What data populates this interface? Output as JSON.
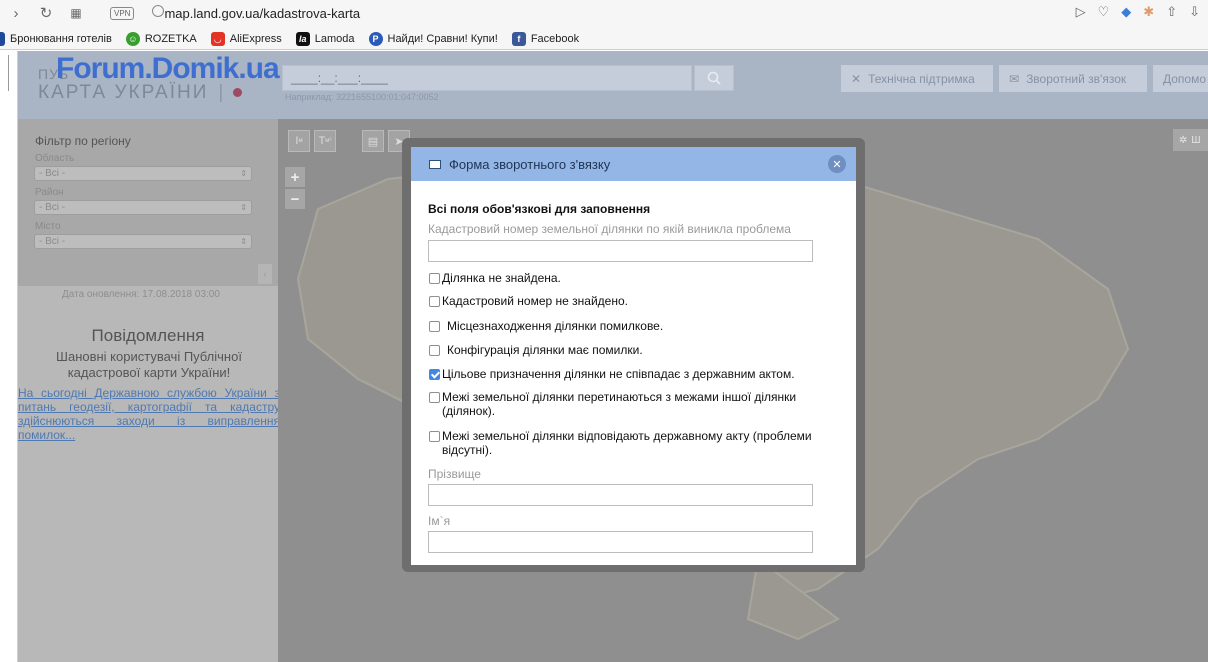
{
  "browser": {
    "url": "map.land.gov.ua/kadastrova-karta",
    "vpn_label": "VPN",
    "bookmarks": [
      {
        "label": "Бронювання готелів",
        "icon": "hotel-icon",
        "color": "#1f4a9a"
      },
      {
        "label": "ROZETKA",
        "icon": "rozetka-icon",
        "color": "#37a02d"
      },
      {
        "label": "AliExpress",
        "icon": "aliexpress-icon",
        "color": "#e43225"
      },
      {
        "label": "Lamoda",
        "icon": "lamoda-icon",
        "color": "#111111"
      },
      {
        "label": "Найди! Сравни! Купи!",
        "icon": "price-icon",
        "color": "#2a5bb8"
      },
      {
        "label": "Facebook",
        "icon": "facebook-icon",
        "color": "#3b5998"
      }
    ]
  },
  "header": {
    "watermark": "Forum.Domik.ua",
    "logo_top": "ПУБ",
    "logo_main": "КАРТА УКРАЇНИ",
    "logo_sep": "|",
    "search_value": "____:__:___:____",
    "search_example": "Наприклад: 3221655100:01:047:0052",
    "buttons": {
      "support": "Технічна підтримка",
      "feedback": "Зворотний зв'язок",
      "help": "Допомо"
    }
  },
  "sidebar": {
    "filter_title": "Фільтр по регіону",
    "labels": {
      "region": "Область",
      "district": "Район",
      "city": "Місто"
    },
    "select_value": "- Всі -",
    "collapse": "‹",
    "update_date": "Дата оновлення: 17.08.2018 03:00",
    "messages_title": "Повідомлення",
    "messages_text": "Шановні користувачі Публічної кадастрової карти України!",
    "messages_link": "На сьогодні Державною службою України з питань геодезії, картографії та кадастру здійснюються заходи із виправлення помилок..."
  },
  "map": {
    "tools": [
      "I м",
      "I м²",
      "print",
      "select"
    ],
    "zoom_in": "+",
    "zoom_out": "−",
    "right_btn": "Ш"
  },
  "modal": {
    "title": "Форма зворотнього з'вязку",
    "required_note": "Всі поля обов'язкові для заповнення",
    "cadastral_label": "Кадастровий номер земельної ділянки по якій виникла проблема",
    "checkboxes": [
      {
        "label": "Ділянка не знайдена.",
        "checked": false
      },
      {
        "label": "Кадастровий номер не знайдено.",
        "checked": false
      },
      {
        "label": "Місцезнаходження ділянки помилкове.",
        "checked": false
      },
      {
        "label": "Конфігурація ділянки має помилки.",
        "checked": false
      },
      {
        "label": "Цільове призначення ділянки не співпадає з державним актом.",
        "checked": true
      },
      {
        "label": "Межі земельної ділянки перетинаються з межами іншої ділянки (ділянок).",
        "checked": false
      },
      {
        "label": "Межі земельної ділянки відповідають державному акту (проблеми відсутні).",
        "checked": false
      }
    ],
    "surname_label": "Прізвище",
    "name_label": "Ім`я"
  }
}
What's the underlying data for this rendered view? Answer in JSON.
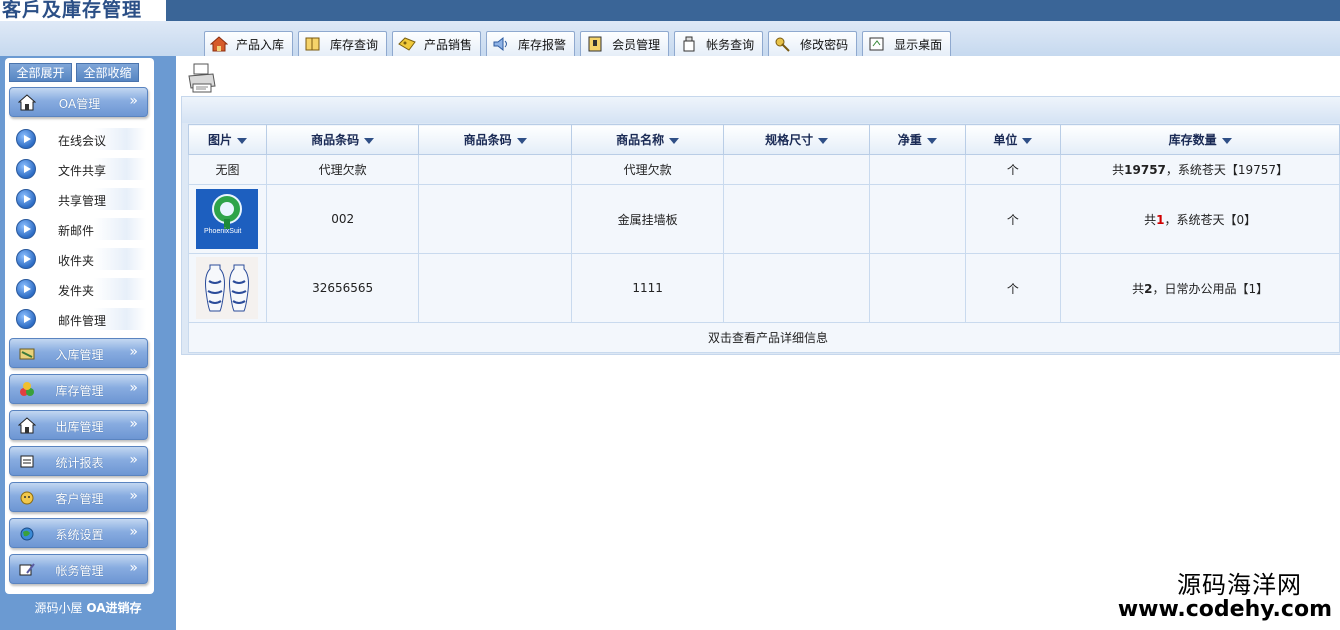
{
  "header": {
    "title": "客戶及庫存管理",
    "tabs": [
      {
        "label": "产品入库",
        "icon": "house-icon"
      },
      {
        "label": "库存查询",
        "icon": "book-icon"
      },
      {
        "label": "产品销售",
        "icon": "tag-icon"
      },
      {
        "label": "库存报警",
        "icon": "speaker-icon"
      },
      {
        "label": "会员管理",
        "icon": "member-card-icon"
      },
      {
        "label": "帐务查询",
        "icon": "tray-icon"
      },
      {
        "label": "修改密码",
        "icon": "key-icon"
      },
      {
        "label": "显示桌面",
        "icon": "desktop-icon"
      }
    ]
  },
  "sidebar": {
    "expand_all": "全部展开",
    "collapse_all": "全部收缩",
    "groups": [
      {
        "label": "OA管理",
        "icon": "house-icon",
        "expanded": true,
        "items": [
          "在线会议",
          "文件共享",
          "共享管理",
          "新邮件",
          "收件夹",
          "发件夹",
          "邮件管理"
        ]
      },
      {
        "label": "入库管理",
        "icon": "inbound-icon"
      },
      {
        "label": "库存管理",
        "icon": "stock-icon"
      },
      {
        "label": "出库管理",
        "icon": "house-icon"
      },
      {
        "label": "统计报表",
        "icon": "report-icon"
      },
      {
        "label": "客户管理",
        "icon": "customer-icon"
      },
      {
        "label": "系统设置",
        "icon": "globe-icon"
      },
      {
        "label": "帐务管理",
        "icon": "account-icon"
      }
    ],
    "chevron": "»",
    "footer_prefix": "源码小屋",
    "footer_bold": "OA进销存"
  },
  "grid": {
    "columns": [
      "图片",
      "商品条码",
      "商品条码",
      "商品名称",
      "规格尺寸",
      "净重",
      "单位",
      "库存数量"
    ],
    "rows": [
      {
        "image": "无图",
        "barcode": "代理欠款",
        "barcode2": "",
        "name": "代理欠款",
        "spec": "",
        "weight": "",
        "unit": "个",
        "stock_prefix": "共",
        "stock_count": "19757",
        "stock_suffix": "，系统苍天【19757】",
        "stock_highlight": false
      },
      {
        "image": "",
        "image_caption": "PhoenixSuit",
        "barcode": "002",
        "barcode2": "",
        "name": "金属挂墙板",
        "spec": "",
        "weight": "",
        "unit": "个",
        "stock_prefix": "共",
        "stock_count": "1",
        "stock_suffix": "，系统苍天【0】",
        "stock_highlight": true
      },
      {
        "image": "",
        "barcode": "32656565",
        "barcode2": "",
        "name": "1111",
        "spec": "",
        "weight": "",
        "unit": "个",
        "stock_prefix": "共",
        "stock_count": "2",
        "stock_suffix": "，日常办公用品【1】",
        "stock_highlight": false
      }
    ],
    "hint": "双击查看产品详细信息"
  },
  "watermark": {
    "line1": "源码海洋网",
    "line2": "www.codehy.com"
  }
}
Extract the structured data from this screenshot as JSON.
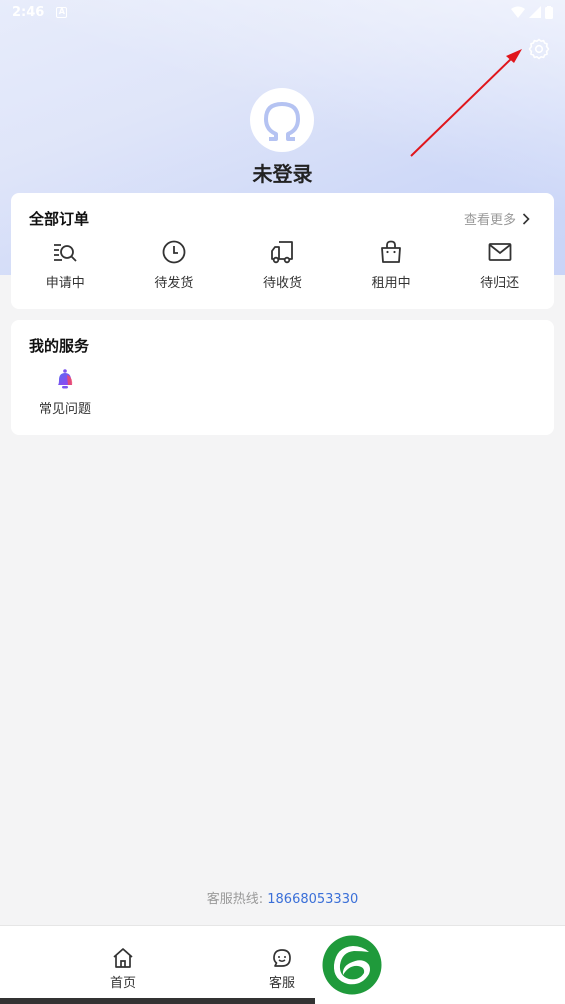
{
  "status_bar": {
    "time": "2:46",
    "notification_icon": "A"
  },
  "header": {
    "settings_icon": "gear-icon",
    "username": "未登录"
  },
  "orders": {
    "title": "全部订单",
    "more_label": "查看更多",
    "items": [
      {
        "label": "申请中",
        "icon": "list-search-icon"
      },
      {
        "label": "待发货",
        "icon": "clock-icon"
      },
      {
        "label": "待收货",
        "icon": "truck-icon"
      },
      {
        "label": "租用中",
        "icon": "bag-icon"
      },
      {
        "label": "待归还",
        "icon": "mail-icon"
      }
    ]
  },
  "services": {
    "title": "我的服务",
    "items": [
      {
        "label": "常见问题",
        "icon": "bell-icon"
      }
    ]
  },
  "hotline": {
    "label": "客服热线:",
    "number": "18668053330"
  },
  "tabbar": {
    "items": [
      {
        "label": "首页",
        "icon": "home-icon"
      },
      {
        "label": "客服",
        "icon": "support-icon"
      }
    ]
  },
  "colors": {
    "accent": "#3a6fd8",
    "brand_green": "#1f9a3b",
    "annotation_arrow": "#e0161c"
  }
}
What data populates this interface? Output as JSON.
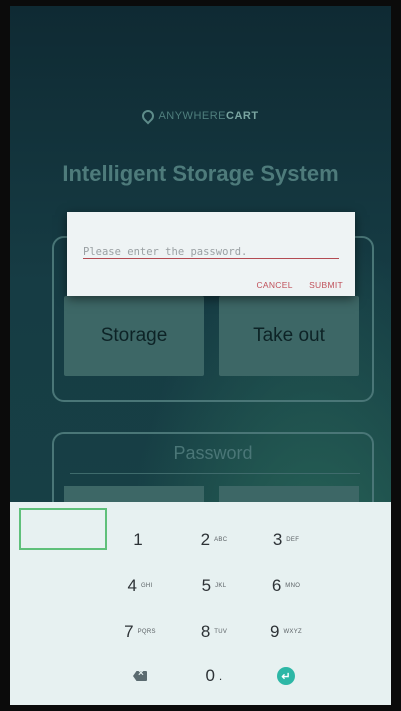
{
  "app": {
    "logo_part1": "ANYWHERE",
    "logo_part2": "CART",
    "title": "Intelligent Storage System",
    "storage_label": "Storage",
    "takeout_label": "Take out",
    "password_section_label": "Password"
  },
  "dialog": {
    "placeholder": "Please enter the password.",
    "value": "",
    "cancel_label": "CANCEL",
    "submit_label": "SUBMIT"
  },
  "keypad": {
    "keys": [
      {
        "digit": "1",
        "letters": ""
      },
      {
        "digit": "2",
        "letters": "ABC"
      },
      {
        "digit": "3",
        "letters": "DEF"
      },
      {
        "digit": "4",
        "letters": "GHI"
      },
      {
        "digit": "5",
        "letters": "JKL"
      },
      {
        "digit": "6",
        "letters": "MNO"
      },
      {
        "digit": "7",
        "letters": "PQRS"
      },
      {
        "digit": "8",
        "letters": "TUV"
      },
      {
        "digit": "9",
        "letters": "WXYZ"
      },
      {
        "digit": "0",
        "letters": "."
      }
    ]
  },
  "colors": {
    "accent": "#c0505a",
    "enter": "#2db7a6",
    "focus": "#5fc07a"
  }
}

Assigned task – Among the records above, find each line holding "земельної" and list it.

Answer to this exercise –
    "cadastral_label": "Кадастровий номер земельної ділянки по якій виникла проблема",
        "label": "Межі земельної ділянки перетинаються з межами іншої ділянки (ділянок).",
        "label": "Межі земельної ділянки відповідають державному акту (проблеми відсутні).",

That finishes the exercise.